Archaeology & Geology



The main rock-building period for north Buckinghamshire was about 200 million years ago when a large shallow sea slowly laid down layer upon layer of limestone sediment. This eventually formed a hard durable rock which made an excellent building material. During the Ice Age, north Buckinghamshire was covered by glaciers which not only helped to form the rolling characteristic of the landscape, but also covered it in a thick layer of boulder clay. This very dense clay was produced by the moving ice, using its weight to grind solid rock down into microscopic fragments. Boulder clay makes a heavy soil with strong water retention. It is difficult to work at first, but once the topsoil is broken down it makes a fertile basis for cultivation. This boulder clay is evident all over Thornborough parish and the surrounding district. It is interspersed with sandy deposits, often quite large, such as Shelspit, which were left by the outwash from retreating glaciers. There are also areas of stoney ground, such as Stoneylands and the Stonepit Field by Coombs Quarry, where limestone and cornbrash deposits are close to the surface and are very apparent when working the topsoil.

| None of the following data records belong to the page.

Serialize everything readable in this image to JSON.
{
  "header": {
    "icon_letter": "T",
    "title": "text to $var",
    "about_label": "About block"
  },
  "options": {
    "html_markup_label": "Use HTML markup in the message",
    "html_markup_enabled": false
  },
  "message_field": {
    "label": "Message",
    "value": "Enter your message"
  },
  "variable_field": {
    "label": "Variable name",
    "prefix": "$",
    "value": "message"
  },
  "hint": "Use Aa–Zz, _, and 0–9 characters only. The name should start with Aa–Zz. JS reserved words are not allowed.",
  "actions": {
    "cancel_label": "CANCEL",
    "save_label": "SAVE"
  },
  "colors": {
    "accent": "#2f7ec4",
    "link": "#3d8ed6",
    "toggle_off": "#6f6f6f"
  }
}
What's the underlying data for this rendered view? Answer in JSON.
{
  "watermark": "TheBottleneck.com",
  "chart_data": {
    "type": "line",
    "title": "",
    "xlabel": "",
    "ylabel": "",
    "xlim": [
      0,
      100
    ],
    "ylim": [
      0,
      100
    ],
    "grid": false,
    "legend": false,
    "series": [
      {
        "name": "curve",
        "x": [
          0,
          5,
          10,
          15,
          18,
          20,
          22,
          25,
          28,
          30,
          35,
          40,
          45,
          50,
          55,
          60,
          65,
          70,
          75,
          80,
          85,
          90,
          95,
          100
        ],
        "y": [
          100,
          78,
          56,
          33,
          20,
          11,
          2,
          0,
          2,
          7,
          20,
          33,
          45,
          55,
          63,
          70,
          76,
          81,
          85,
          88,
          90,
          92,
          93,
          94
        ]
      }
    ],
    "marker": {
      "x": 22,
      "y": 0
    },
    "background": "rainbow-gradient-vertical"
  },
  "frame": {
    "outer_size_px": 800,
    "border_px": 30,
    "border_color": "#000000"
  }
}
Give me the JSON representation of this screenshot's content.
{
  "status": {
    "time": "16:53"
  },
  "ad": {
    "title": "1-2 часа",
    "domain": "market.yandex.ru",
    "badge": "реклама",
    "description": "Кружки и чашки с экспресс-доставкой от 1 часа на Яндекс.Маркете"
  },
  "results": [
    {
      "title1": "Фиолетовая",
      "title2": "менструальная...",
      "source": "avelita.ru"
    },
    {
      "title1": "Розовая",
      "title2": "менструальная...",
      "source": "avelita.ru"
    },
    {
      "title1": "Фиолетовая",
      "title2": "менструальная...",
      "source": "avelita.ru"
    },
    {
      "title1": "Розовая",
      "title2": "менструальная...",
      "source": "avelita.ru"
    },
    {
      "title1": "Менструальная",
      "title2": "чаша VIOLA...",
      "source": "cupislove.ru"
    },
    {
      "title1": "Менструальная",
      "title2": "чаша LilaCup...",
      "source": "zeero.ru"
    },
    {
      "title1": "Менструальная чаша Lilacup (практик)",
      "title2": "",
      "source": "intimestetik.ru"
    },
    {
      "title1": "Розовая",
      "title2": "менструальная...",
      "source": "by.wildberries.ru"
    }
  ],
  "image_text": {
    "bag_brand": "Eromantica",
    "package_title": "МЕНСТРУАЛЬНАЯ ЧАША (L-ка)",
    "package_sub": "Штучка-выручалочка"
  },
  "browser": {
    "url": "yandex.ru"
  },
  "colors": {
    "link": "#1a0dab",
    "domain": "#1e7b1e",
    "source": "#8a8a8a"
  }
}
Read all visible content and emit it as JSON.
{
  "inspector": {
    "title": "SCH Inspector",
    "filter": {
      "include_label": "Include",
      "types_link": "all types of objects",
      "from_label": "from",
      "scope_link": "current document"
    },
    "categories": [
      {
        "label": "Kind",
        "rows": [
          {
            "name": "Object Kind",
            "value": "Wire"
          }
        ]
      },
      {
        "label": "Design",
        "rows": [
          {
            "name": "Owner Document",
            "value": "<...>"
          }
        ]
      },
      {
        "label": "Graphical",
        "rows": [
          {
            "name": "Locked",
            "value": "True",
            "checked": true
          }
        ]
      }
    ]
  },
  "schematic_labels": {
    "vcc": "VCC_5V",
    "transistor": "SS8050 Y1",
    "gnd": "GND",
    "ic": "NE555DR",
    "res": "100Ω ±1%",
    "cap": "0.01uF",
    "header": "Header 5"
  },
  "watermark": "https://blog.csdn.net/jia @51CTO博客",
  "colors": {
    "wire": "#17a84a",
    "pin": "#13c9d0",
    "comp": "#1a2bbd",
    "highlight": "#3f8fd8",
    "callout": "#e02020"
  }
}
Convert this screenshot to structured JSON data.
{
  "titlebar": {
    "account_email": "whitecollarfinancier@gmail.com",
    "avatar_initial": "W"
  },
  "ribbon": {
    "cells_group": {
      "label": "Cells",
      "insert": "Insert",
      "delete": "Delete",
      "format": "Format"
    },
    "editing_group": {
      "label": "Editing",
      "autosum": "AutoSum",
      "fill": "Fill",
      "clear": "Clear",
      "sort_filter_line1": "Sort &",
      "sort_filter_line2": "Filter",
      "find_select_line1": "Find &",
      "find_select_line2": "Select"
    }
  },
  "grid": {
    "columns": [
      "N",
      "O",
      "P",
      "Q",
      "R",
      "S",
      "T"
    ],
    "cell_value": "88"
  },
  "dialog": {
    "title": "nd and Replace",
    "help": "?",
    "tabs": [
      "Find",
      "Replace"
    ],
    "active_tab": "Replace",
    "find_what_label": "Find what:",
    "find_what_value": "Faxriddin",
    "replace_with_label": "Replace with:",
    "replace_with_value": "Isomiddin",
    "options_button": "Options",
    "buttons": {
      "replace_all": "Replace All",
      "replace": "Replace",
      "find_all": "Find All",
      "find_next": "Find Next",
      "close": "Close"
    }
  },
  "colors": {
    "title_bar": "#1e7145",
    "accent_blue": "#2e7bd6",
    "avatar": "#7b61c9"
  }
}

Copied from Thornborough: Past and Present by kind permission of Betty Bunce

The Estate